Exercise aim -> Copy each line containing the word "heading" from the records that follow, please.

===== Task data

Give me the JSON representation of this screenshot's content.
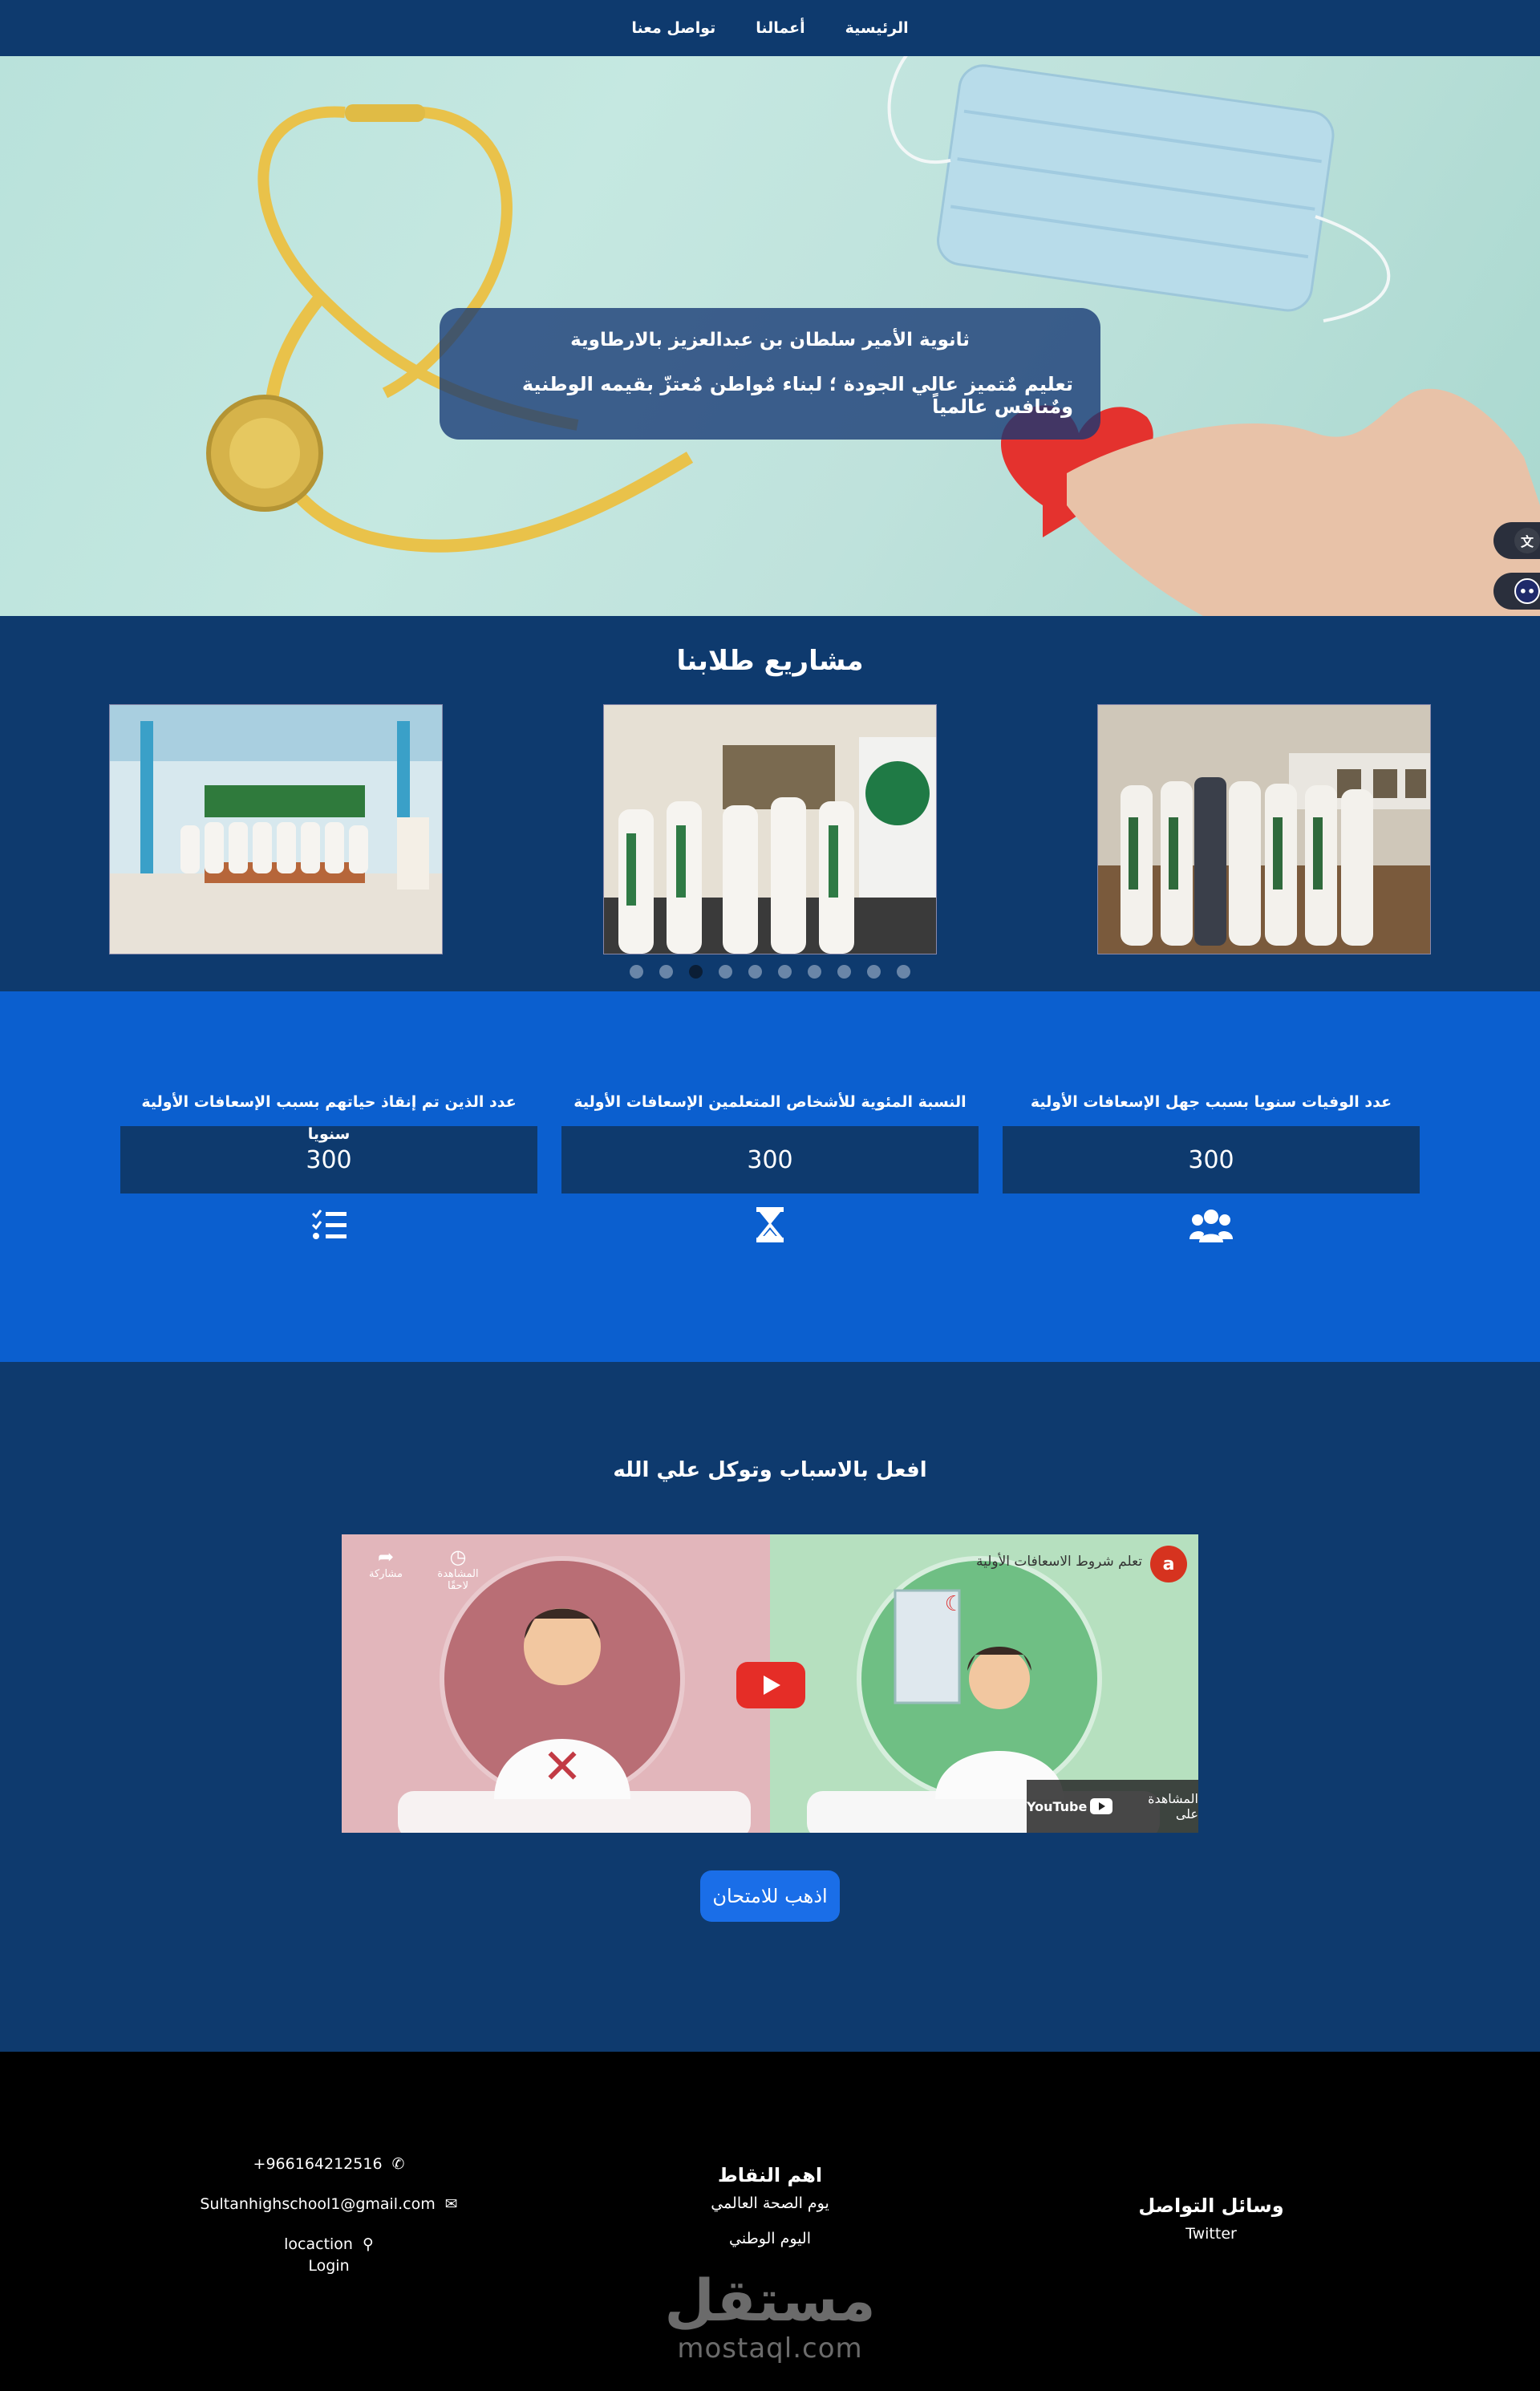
{
  "nav": {
    "items": [
      {
        "label": "الرئيسية"
      },
      {
        "label": "أعمالنا"
      },
      {
        "label": "تواصل معنا"
      }
    ]
  },
  "hero": {
    "title": "ثانوية الأمير سلطان بن عبدالعزيز بالارطاوية",
    "tagline": "تعليم مٌتميز عالي الجودة ؛ لبناء مٌواطن مٌعتزّ بقيمه الوطنية ومٌنافس عالمياً"
  },
  "projects": {
    "heading": "مشاريع طلابنا",
    "slides_total": 10,
    "active_slide": 3
  },
  "stats": [
    {
      "label": "عدد الوفيات سنويا بسبب جهل الإسعافات الأولية",
      "value": "300",
      "icon": "users-icon"
    },
    {
      "label": "النسبة المئوية للأشخاص المتعلمين الإسعافات الأولية",
      "value": "300",
      "icon": "hourglass-icon"
    },
    {
      "label": "عدد الذين تم إنقاذ حياتهم بسبب الإسعافات الأولية سنويا",
      "value": "300",
      "icon": "checklist-icon"
    }
  ],
  "video_section": {
    "heading": "افعل بالاسباب وتوكل علي الله",
    "video_title": "تعلم شروط الاسعافات الأولية",
    "channel_initial": "a",
    "share_label": "مشاركة",
    "watch_later_label": "المشاهدة لاحقًا",
    "watch_on_label": "المشاهدة على",
    "youtube_label": "YouTube",
    "exam_button": "اذهب للامتحان"
  },
  "footer": {
    "social": {
      "heading": "وسائل التواصل",
      "items": [
        "Twitter"
      ]
    },
    "highlights": {
      "heading": "اهم النقاط",
      "items": [
        "يوم الصحة العالمي",
        "اليوم الوطني"
      ]
    },
    "contact": {
      "phone": "966164212516+",
      "email": "Sultanhighschool1@gmail.com",
      "location": "locaction",
      "login": "Login"
    },
    "watermark_ar": "مستقل",
    "watermark_en": "mostaql.com"
  },
  "colors": {
    "nav_bg": "#0e3a6e",
    "stats_bg": "#0b5fcf",
    "footer_bg": "#000000",
    "button": "#1a6ee8"
  }
}
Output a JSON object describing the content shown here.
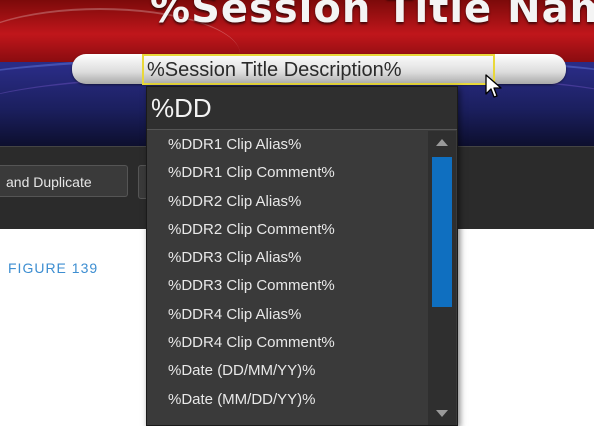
{
  "banner": {
    "title": "%Session Title Name%",
    "description": "%Session Title Description%"
  },
  "toolbar": {
    "button_label": "and Duplicate"
  },
  "figure_label": "FIGURE 139",
  "dropdown": {
    "query": "%DD",
    "items": [
      "%DDR1 Clip Alias%",
      "%DDR1 Clip Comment%",
      "%DDR2 Clip Alias%",
      "%DDR2 Clip Comment%",
      "%DDR3 Clip Alias%",
      "%DDR3 Clip Comment%",
      "%DDR4 Clip Alias%",
      "%DDR4 Clip Comment%",
      "%Date (DD/MM/YY)%",
      "%Date (MM/DD/YY)%"
    ]
  },
  "colors": {
    "accent_scroll_thumb": "#0f6fc0",
    "field_highlight": "#e9d83a",
    "figure_label": "#3d8ed1",
    "dropdown_bg": "#3a3a3a"
  },
  "icons": [
    "mouse-pointer-icon",
    "scroll-up-arrow-icon",
    "scroll-down-arrow-icon"
  ]
}
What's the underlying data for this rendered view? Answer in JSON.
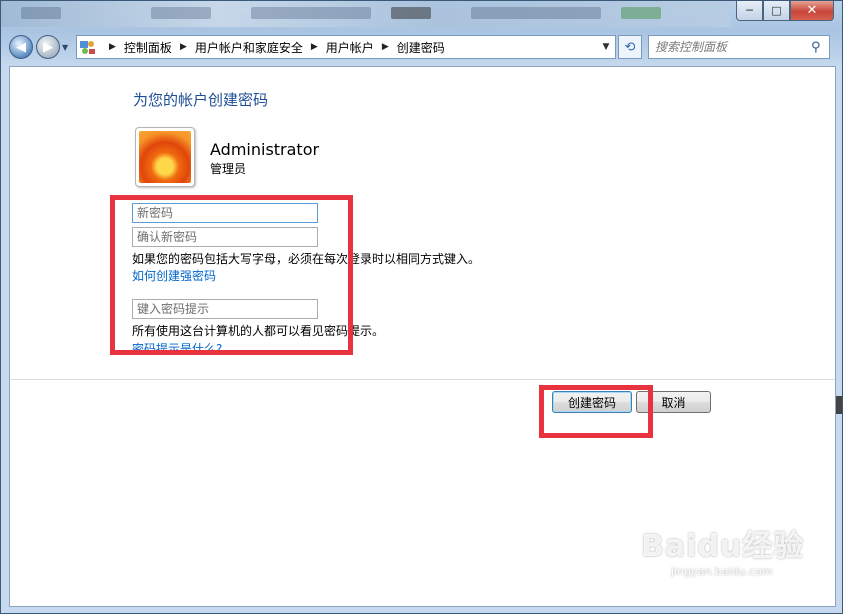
{
  "window": {
    "caption_min": "─",
    "caption_max": "□",
    "caption_close": "✕"
  },
  "nav": {
    "back_icon": "back-arrow-icon",
    "forward_icon": "forward-arrow-icon",
    "breadcrumb": [
      "控制面板",
      "用户帐户和家庭安全",
      "用户帐户",
      "创建密码"
    ],
    "search_placeholder": "搜索控制面板"
  },
  "page": {
    "heading": "为您的帐户创建密码",
    "user_name": "Administrator",
    "user_role": "管理员",
    "new_password_placeholder": "新密码",
    "confirm_password_placeholder": "确认新密码",
    "case_note": "如果您的密码包括大写字母，必须在每次登录时以相同方式键入。",
    "strong_password_link": "如何创建强密码",
    "hint_placeholder": "键入密码提示",
    "hint_note": "所有使用这台计算机的人都可以看见密码提示。",
    "hint_link": "密码提示是什么?"
  },
  "buttons": {
    "create_label": "创建密码",
    "cancel_label": "取消"
  },
  "watermark": {
    "brand": "Baidu经验",
    "url": "jingyan.baidu.com"
  },
  "colors": {
    "heading": "#1e4d95",
    "link": "#0066cc",
    "annotation": "#e8323d"
  }
}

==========

Answer below ->
    "heading": "مشاريع طلابنا",
    "heading": "افعل بالاسباب وتوكل علي الله",
      "heading": "وسائل التواصل",
      "heading": "اهم النقاط",
    "heading": "为您的帐户创建密码",
    "heading": "#1e4d95",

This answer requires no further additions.